On August 4, 2015 the Consumer Financial Protection Bureau (“CFPB”) issued a compliance bulletin containing warnings on the private mortgage insurance (“PMI”) cancellation and termination procedures contained in the Homeowners Protection Act (“HPA”). The warnings relate to borrower-requested cancellation, automatic termination, final termination, refunds and annual disclosures required under the HPA and should be noted by lenders and residential mortgage servicers. A summary of the topics and issues addressed in the bulletin follows:
A borrower may initiate cancellation of PMI coverage for residential mortgage transactions by submitting a written request to the servicer. For a borrower who has initiated cancellation, the HPA provides that, if the borrower meets certain requirements, PMI shall be cancelled on (1) the date on which the principal balance of the mortgage is first scheduled to reach 80% of the original value of the property (regardless of the outstanding balance) or (2) the date on which the principal balance of the mortgage reaches 80% of the original value of the property based on actual payments (the “Cancellation Date”).
CFPB Warning—For timing purposes, the Cancellation Date is calculated based on the original value and not the current value of the property. Any appraisal should only be used to determine whether the property’s value has declined below the original value. If the property’s value has not declined below the original value, the servicer must assess the timing of the borrower’s PMI calculation by calculating when the principal balance of the mortgage is scheduled to reach or has reached 80% of the original value of the property, based on the appropriate amortization schedule or actual payments.
In addition to providing borrowers with a right to request PMI cancellation, the HPA provides that, if the borrower is current on the loan, the requirement for PMI must automatically be terminated for residential mortgage transactions on the date on which the principal balance of the mortgage is first scheduled to reach 78% of the original value of the property securing the loan (irrespective of the outstanding balance of the mortgage on that date) (the “Termination Date”). If the borrower is not current on the loan on the Termination Date, the HPA requires that PMI automatically terminate on the first day of the first month beginning after the date that the borrower becomes current on the loan.
CFPB Warning—Automatic termination of PMI is required even if the current value of the property has declined below the original value and servicers may not require a borrower to pay for a property valuation as a condition of automatic termination of PMI.
If PMI is not terminated under the borrower-requested cancellation or automatic termination provisions, the HPA provides that a requirement for PMI coverage cannot be imposed beyond the first day of the month following the date that is the midpoint of the amortization period of the loan if, on that date, the borrower is current on the loan.
CFPB Warning—Servicers should have appropriate policies, procedures, and processes in place to ensure that they are terminating borrowers’ PMI coverage consistent with the HPA requirements, particularly with respect to the final termination provisions.
In general, the HPA prohibits a servicer from collecting PMI premiums more than 30 days after the termination date, or, when a borrower requests cancellation, more than 30 days after the latter of the date the borrower’s request is received or the date on which the borrower satisfies any evidence and certification requirements of the holder of the mortgage for PMI cancellation.

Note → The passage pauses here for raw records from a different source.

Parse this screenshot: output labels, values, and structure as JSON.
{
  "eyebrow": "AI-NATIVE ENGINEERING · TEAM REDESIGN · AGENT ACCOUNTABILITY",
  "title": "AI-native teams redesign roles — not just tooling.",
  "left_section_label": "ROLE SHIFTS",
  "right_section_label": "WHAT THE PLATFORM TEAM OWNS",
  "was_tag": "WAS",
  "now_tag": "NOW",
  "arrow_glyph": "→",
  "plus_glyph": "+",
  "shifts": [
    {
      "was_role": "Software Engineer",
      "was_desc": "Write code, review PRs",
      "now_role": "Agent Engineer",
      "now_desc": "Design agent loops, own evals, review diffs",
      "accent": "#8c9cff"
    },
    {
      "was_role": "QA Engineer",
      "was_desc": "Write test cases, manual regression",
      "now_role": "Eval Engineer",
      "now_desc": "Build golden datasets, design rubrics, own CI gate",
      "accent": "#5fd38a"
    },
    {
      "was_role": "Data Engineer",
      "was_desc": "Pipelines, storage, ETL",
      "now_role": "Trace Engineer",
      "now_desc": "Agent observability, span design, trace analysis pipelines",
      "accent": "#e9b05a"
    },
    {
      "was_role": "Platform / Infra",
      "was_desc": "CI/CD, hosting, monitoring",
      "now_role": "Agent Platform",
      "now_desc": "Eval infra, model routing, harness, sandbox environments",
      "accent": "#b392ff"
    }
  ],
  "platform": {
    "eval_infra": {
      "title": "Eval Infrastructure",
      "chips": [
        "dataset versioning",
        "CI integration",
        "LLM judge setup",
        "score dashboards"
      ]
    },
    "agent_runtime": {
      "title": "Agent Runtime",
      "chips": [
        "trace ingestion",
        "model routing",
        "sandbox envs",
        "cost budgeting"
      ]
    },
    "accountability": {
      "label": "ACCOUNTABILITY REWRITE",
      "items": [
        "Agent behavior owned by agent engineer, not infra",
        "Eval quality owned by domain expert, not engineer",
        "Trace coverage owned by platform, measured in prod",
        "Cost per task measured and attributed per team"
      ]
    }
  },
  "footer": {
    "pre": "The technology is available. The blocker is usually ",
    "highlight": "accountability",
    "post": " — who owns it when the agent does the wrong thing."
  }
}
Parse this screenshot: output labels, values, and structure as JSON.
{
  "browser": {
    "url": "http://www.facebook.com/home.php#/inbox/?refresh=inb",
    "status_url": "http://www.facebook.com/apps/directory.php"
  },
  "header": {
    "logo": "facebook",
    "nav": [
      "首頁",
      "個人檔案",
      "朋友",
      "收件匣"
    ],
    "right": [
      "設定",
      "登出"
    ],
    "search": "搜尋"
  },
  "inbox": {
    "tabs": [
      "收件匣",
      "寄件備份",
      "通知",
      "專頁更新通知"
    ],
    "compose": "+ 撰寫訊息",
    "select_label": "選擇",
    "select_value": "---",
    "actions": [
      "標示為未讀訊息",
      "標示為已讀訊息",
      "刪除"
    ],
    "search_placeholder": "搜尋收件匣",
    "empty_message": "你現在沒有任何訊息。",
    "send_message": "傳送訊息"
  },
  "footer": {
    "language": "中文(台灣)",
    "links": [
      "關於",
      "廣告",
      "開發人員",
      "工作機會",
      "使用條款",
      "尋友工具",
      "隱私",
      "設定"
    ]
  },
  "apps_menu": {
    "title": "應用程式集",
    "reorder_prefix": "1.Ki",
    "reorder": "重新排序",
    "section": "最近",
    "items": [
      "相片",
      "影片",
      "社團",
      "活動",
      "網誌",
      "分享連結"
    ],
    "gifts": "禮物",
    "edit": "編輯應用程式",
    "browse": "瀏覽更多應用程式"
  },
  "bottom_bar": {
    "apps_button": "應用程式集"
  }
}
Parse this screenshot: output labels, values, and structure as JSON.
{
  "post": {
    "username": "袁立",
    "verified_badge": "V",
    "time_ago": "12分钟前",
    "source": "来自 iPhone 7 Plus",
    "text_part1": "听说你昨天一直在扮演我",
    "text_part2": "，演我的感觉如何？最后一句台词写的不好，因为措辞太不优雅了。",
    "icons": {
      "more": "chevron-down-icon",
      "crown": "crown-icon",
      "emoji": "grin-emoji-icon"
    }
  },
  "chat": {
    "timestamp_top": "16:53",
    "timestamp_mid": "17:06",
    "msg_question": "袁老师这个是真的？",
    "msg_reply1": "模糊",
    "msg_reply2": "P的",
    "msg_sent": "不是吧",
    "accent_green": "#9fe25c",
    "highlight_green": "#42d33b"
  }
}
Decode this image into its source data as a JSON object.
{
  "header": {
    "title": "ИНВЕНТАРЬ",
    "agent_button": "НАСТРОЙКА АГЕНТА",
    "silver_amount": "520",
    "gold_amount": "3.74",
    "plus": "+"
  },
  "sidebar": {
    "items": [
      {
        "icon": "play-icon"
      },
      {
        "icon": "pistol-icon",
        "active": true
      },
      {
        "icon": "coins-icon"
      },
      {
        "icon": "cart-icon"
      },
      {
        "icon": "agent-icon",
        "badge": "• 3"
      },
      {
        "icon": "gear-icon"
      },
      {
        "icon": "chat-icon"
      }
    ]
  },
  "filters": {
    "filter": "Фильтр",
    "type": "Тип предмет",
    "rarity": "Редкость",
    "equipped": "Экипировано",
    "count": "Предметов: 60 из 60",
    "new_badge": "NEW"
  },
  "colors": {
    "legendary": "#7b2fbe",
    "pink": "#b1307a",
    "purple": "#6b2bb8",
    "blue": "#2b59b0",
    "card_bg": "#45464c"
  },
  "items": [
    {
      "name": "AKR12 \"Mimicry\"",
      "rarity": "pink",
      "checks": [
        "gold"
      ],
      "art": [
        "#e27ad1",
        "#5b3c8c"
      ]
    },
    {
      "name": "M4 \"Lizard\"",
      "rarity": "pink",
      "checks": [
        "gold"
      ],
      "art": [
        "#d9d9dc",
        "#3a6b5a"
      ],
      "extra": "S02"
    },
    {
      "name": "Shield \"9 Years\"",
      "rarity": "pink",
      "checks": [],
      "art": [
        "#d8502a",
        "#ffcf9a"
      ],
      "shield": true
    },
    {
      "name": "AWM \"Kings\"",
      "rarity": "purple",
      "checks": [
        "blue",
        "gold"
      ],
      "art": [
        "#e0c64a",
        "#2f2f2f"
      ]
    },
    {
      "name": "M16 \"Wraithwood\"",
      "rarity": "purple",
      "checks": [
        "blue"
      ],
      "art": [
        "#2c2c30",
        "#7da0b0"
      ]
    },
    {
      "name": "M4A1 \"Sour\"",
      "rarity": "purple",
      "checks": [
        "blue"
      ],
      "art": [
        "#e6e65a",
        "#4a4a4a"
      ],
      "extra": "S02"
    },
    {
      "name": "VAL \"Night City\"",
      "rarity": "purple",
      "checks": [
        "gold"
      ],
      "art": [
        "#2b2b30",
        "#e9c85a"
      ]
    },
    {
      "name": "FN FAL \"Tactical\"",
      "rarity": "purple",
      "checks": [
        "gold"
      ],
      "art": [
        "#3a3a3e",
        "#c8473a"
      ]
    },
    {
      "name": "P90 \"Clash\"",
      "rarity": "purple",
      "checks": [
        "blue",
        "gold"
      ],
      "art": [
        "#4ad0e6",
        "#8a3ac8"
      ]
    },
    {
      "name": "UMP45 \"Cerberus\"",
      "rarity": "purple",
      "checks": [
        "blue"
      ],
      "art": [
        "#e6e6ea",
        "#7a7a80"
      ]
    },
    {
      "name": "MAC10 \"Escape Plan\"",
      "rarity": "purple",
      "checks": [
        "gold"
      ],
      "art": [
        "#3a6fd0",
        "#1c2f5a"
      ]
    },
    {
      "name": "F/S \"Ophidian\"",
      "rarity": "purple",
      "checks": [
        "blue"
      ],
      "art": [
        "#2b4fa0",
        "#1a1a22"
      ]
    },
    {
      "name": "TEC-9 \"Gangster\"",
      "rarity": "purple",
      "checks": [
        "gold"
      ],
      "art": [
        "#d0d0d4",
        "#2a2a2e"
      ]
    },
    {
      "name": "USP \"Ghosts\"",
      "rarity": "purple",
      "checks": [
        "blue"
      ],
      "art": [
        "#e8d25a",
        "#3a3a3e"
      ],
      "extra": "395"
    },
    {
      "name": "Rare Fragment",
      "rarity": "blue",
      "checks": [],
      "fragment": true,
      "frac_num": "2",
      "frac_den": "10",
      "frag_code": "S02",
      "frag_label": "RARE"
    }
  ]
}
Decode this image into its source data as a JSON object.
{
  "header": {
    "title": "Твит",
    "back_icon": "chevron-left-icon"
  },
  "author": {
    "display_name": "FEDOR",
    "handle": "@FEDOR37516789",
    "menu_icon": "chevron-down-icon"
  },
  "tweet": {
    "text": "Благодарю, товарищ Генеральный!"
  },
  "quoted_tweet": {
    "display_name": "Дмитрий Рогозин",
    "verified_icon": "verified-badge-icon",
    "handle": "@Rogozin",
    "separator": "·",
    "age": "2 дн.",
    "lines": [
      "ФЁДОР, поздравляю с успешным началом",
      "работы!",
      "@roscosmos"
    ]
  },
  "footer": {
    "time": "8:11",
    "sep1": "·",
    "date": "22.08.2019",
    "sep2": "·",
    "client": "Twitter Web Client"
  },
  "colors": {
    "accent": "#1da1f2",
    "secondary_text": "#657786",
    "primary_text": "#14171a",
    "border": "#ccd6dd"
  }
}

When a servicer collects unearned PMI premiums, the HPA requires the servicer to return such unearned premiums to the borrower no later than 45 days after the termination or cancellation of the borrower’s PMI coverage.
CFPB Warning—CFPB examiners have noted that some servicers engage in a practice of placing the amount of the returned premiums into the borrower’s escrow account and have cited at least one servicer for a violation because, after crediting funds to the borrower’s escrow account, the servicer’s vendor kept the returned premiums in the borrower’s escrow account indefinitely rather than returning premiums to the borrower within 45 days. The CFPB cautions servicers to monitor third-party vendors and to ensure that any unearned PMI premiums are returned directly to the borrower within 45 days rather than placed indefinitely in the borrower’s escrow account.
When PMI is required in connection with a residential mortgage transaction, the HPA requires a servicer to provide the borrower an annual written statement disclosing the borrower’s right to PMI cancellation or termination and an address and telephone number that the borrower may use to contact the servicer to determine whether the borrower may cancel PMI.
CFPB Warning—CFPB examiners have found instances in which servicers did not send the required annual disclosures to borrowers, or in which servicers did not include the contact information required by the HPA.
Ultimately, the bulletin shows the CFPB’s renewed interest in PMI and the requirements imposed by the HPA. Because the HPA provides for statutory damages, attorneys’ fees and can be a vehicle for class actions, lenders and loan servicers should evaluate their policies and procedures relating to PMI to ensure compliance with the HPA.